Recently a reader, Imran, posted a comment asking for clarification on concepts such as project life cycle, project phases and project management process groups. After reading his comments, I realized that many others might be having similar doubts and it would be more appropriate to address his questions through a separate blog post rather than responding through comments. In this article, I’m trying to explain 5 key concepts by drawing an analogy between products and human beings. I hope you’ll find it interesting and useful.
Product Life Cycle
If we think of a human being as a product, then the entire life of the human being from the time it’s conceptualized (or conceived) to its death can be considered as its product life cycle.
As every human being has only one life (unless you believe in life after death), every product has one life cycle.
The phases of human life such as prenatal, child, adolescence, adult and death can be considered as product phases. Product phases are generally sequential and non-overlapping, though you may see some adults behaving like children :).
Project Life Cycle
Schooling, college education and work life can be considered as projects. There’s only one project life cycle for every project.
For a schooling project, each year (grade) of school can be considered as a project phase.
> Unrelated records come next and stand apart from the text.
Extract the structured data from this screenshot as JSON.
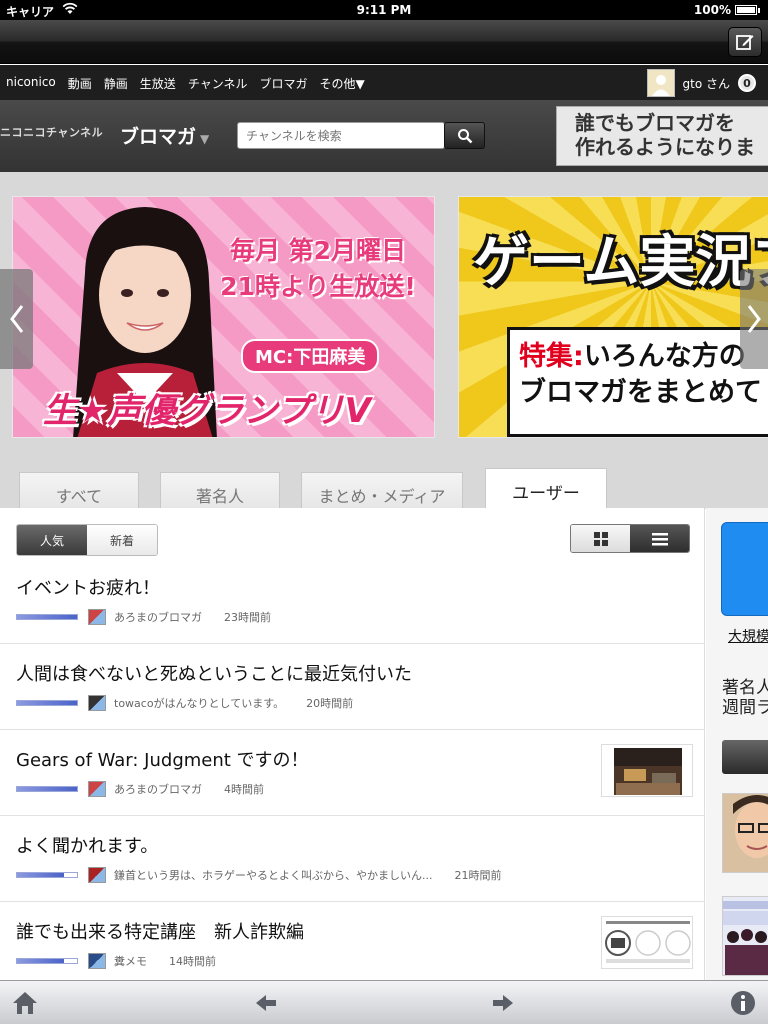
{
  "status": {
    "carrier": "キャリア",
    "time": "9:11 PM",
    "battery": "100%"
  },
  "nav": {
    "links": [
      "niconico",
      "動画",
      "静画",
      "生放送",
      "チャンネル",
      "ブロマガ",
      "その他▼"
    ],
    "user_name": "gto さん",
    "notification_count": "0"
  },
  "header": {
    "brand": "ニコニコチャンネル",
    "section": "ブロマガ",
    "search_placeholder": "チャンネルを検索",
    "promo_line1": "誰でもブロマガを",
    "promo_line2": "作れるようになりま"
  },
  "banners": {
    "b1_line1": "毎月 第2月曜日",
    "b1_line2": "21時より生放送!",
    "b1_mc": "MC:下田麻美",
    "b1_logo": "生★声優グランプリV",
    "b2_title": "ゲーム実況ブ",
    "b2_tag": "特集:",
    "b2_line1": "いろんな方の",
    "b2_line2": "ブロマガをまとめて"
  },
  "tabs": [
    "すべて",
    "著名人",
    "まとめ・メディア",
    "ユーザー"
  ],
  "sort": {
    "popular": "人気",
    "new": "新着"
  },
  "articles": [
    {
      "title": "イベントお疲れ！",
      "channel": "あろまのブロマガ",
      "time": "23時間前",
      "popularity": 1.0,
      "thumb": false,
      "icon": "#c44"
    },
    {
      "title": "人間は食べないと死ぬということに最近気付いた",
      "channel": "towacoがはんなりとしています。",
      "time": "20時間前",
      "popularity": 1.0,
      "thumb": false,
      "icon": "#333"
    },
    {
      "title": "Gears of War: Judgment ですの！",
      "channel": "あろまのブロマガ",
      "time": "4時間前",
      "popularity": 1.0,
      "thumb": true,
      "icon": "#c44"
    },
    {
      "title": "よく聞かれます。",
      "channel": "鎌首という男は、ホラゲーやるとよく叫ぶから、やかましいん...",
      "time": "21時間前",
      "popularity": 0.78,
      "thumb": false,
      "icon": "#a22"
    },
    {
      "title": "誰でも出来る特定講座　新人詐欺編",
      "channel": "糞メモ",
      "time": "14時間前",
      "popularity": 0.78,
      "thumb": true,
      "icon": "#2a4d8a"
    }
  ],
  "sidebar": {
    "link": "大規模",
    "header_line1": "著名人",
    "header_line2": "週間ラ"
  }
}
In a schooling project, the phases are (usually) sequential, but in real world projects, the project phases can overlap.
Project Management Process Groups
Before you enter a new grade, you or your parents (sponsors) identify the need to continue your education, and enroll you into the next grade (initiating). Various aspects (finances, uniforms, books, tuitions, boarding etc.) of your schooling are planned (planning). You attend classes (executing) and teachers evaluate and monitor your progress throughout the year and corrective actions are taken if required (monitoring and controlling). At the end of the year, you take the final exams, get your grades and celebrate (closing).
Usually, each of the 5 project management process groups are repeated for each phase of the project.
I hope this short article helps you get a gist of these common, but often confusing project management concepts. Your comments and suggestions are welcome as usual.